A short piece composed in summer 2012 probably inspired by the works of David Ohle whose influence continues to bubble below the surface. I’m just hoping to capture one of those bubbles, maybe even let it shine for a bit off my teeth, cleanse this rot. Here is an excerpt:
“I’ve split buzzards to sing: bloated tissue, psychic cells quiver neon. Nothing solid to botch the epidemic. The current is blubbery. In the end, Feng doesn’t realize the pain or what electric wires do. They power the city, cake membrane repellent, a haze of clamorous buzz. A buzzard’s brain, frozen open, land-locked and ready to pummel, is the world’s tramp. They shot me. Ode to my struck neck: a beak squawks, volts and rubber splotches. I need a new hitch to sink this crumb: the android, the microbe, the pentagram halo. Feng’s pocket glows when I stroke mashed tongue, lick air. Weathervanes go funny. Not much to tell. I’ll give it a whirl.”

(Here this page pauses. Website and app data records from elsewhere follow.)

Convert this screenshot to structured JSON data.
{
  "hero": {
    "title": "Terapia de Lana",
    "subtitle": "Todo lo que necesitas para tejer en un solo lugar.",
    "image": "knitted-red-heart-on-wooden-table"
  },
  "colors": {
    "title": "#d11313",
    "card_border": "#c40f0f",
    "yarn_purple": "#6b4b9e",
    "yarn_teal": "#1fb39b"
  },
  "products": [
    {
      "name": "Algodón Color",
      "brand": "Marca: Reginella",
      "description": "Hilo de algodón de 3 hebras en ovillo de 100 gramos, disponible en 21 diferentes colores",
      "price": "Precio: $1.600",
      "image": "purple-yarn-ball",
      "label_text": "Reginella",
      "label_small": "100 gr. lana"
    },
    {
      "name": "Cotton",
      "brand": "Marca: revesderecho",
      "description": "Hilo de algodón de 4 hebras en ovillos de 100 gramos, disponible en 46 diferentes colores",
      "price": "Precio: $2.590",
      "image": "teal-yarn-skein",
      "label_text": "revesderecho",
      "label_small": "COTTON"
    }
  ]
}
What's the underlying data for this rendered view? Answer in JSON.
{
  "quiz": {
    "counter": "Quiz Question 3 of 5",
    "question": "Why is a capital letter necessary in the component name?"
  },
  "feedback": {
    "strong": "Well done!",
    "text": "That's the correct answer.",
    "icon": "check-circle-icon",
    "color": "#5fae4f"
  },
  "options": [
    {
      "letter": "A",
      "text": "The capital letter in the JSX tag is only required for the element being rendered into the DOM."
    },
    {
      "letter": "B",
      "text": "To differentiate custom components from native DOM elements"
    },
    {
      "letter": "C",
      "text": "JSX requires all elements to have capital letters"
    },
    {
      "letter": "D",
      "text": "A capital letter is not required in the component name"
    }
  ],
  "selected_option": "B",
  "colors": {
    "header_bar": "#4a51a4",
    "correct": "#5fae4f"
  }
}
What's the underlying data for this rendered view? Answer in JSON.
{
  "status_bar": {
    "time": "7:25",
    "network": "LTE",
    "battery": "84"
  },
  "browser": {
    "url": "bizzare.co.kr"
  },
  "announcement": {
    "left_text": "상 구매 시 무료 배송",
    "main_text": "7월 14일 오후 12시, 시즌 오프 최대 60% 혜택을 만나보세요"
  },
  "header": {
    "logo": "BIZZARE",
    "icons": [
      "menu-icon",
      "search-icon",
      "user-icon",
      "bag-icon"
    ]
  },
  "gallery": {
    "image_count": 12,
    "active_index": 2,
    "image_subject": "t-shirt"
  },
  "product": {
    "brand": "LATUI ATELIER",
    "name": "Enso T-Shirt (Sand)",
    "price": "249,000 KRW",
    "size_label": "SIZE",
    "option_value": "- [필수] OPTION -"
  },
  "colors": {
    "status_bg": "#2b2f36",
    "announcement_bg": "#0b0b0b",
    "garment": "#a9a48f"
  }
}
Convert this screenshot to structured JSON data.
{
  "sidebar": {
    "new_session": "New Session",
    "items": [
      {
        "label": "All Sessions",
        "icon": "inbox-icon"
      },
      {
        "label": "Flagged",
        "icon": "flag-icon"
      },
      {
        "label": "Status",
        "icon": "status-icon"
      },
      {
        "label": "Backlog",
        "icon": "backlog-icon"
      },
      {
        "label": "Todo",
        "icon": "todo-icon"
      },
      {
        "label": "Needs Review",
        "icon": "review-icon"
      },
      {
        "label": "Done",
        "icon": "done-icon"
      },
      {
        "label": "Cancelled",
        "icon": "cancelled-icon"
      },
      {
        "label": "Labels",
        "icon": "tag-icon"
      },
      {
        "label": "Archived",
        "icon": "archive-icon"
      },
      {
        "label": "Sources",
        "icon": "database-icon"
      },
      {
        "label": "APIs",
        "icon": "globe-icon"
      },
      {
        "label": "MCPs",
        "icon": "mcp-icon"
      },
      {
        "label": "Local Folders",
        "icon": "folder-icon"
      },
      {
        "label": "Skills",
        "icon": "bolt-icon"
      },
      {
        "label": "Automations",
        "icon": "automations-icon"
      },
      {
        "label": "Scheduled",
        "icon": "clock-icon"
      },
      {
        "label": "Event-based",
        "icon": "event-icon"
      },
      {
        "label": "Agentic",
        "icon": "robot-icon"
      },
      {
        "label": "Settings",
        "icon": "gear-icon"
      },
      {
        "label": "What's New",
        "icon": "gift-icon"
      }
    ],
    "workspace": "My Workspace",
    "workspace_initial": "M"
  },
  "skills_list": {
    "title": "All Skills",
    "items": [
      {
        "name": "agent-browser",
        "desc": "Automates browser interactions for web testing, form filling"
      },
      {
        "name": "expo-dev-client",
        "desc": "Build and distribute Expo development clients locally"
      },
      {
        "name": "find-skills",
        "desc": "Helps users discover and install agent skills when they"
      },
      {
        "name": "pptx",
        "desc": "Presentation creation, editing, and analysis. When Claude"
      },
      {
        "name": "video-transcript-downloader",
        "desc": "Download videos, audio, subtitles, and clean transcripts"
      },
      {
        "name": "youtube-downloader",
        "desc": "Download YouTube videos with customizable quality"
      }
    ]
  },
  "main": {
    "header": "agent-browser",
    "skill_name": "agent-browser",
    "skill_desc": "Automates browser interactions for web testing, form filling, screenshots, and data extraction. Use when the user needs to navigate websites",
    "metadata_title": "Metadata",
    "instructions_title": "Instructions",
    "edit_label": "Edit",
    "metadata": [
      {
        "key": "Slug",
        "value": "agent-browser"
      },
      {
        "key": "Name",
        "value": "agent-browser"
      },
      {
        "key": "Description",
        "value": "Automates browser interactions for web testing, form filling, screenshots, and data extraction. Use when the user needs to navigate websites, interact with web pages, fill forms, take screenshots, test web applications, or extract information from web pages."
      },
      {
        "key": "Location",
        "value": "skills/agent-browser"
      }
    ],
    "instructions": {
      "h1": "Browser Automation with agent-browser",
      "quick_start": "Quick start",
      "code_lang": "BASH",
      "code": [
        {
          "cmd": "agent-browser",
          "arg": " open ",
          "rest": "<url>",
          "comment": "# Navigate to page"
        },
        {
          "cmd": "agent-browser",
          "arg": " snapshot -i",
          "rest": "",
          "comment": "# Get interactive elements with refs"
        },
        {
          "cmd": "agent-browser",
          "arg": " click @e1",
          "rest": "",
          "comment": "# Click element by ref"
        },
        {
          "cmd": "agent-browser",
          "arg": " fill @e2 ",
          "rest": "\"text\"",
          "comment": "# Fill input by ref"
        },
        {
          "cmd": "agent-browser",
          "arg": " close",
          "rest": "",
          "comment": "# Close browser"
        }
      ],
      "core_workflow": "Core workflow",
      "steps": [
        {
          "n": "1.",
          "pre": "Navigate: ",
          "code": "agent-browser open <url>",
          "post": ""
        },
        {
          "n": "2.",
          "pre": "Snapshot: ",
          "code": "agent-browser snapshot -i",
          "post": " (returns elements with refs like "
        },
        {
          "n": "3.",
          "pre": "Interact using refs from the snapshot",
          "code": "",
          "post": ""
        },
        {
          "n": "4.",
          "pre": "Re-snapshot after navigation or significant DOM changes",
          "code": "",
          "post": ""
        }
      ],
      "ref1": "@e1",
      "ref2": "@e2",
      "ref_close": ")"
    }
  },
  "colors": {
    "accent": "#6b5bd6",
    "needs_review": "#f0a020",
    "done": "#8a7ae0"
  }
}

D. Harlan Wilson’s DIEGESES destroyed my Saturday evening in the best possible way. I wrote a review about it, but how can one write a review of a book that baffles all of one’s mental models? I suffered. I clawed my teeth out to bring you some words to somehow measure up to Wilson’s brilliance, but I have been known to fall flat and my face is now officially a smear campaign for mothmen. With this in mind, from my small part of the world, I thank you for taking the time to read my review.
A new piece, Ugly Mouth, is up at HOUSEFIRE books. This piece was written using their homegrown constraints, which are always some of the best, most blissfully mind-warping constraints and the results—well, you’ll see—the results are this little tale about a heightened France and a woman we all know we will one day become. Maybe.
Zack Wentz, thank you for teaching me much about good books and the craft of writing, about perseverance and possibilities. I came across NDF last spring and devoured every issue with enthusiasm. They are worth savoring. Issue Five has pieces from myself, Barry N. Malzberg, and Cameron Pierce among others whose work I am not yet familiar with, but soon will be. My contribution is quite bizarre and would not exist were it not for time spent in the current city where I find myself: Beijing. In that respect, it makes all of the frustration of living in this city of confusion worth the daily effort. Thank you for reading.
Thank you, First Stop Fiction, for making this story available. My intentions with this piece was to tap into noir/science-fiction territory, but instead of focusing on the pulpier side of things, keep my nose to the ground and capture that father/son relationship, which doubles into those times when we do our best to help, but that help just keeps mucking up the situation. We seem to enter these things with the best of intentions, though. That said, maybe I should simply dub this one a tragedy. Thank you!
365 Tomorrows, the science fiction site, is hosting this odd story of an alternate reality consisting of a messy room made of brains where horrific things happen or seemed to have happened. The “red curtain” scenes from Twin Peaks kept crossing my mind as I was writing this one and, perhaps, there is some David Lynch influence that leaked into it. Otherwise, again, this one came out of the Stephen Graham Jones workshop I did and want to thank him again for his teachings.
Short, Fast, and Deadly, indeed. This one is about mutation and identity, two of my favorite themes. Thank you to Joseph A. W. Quintela for his keen sense of taste.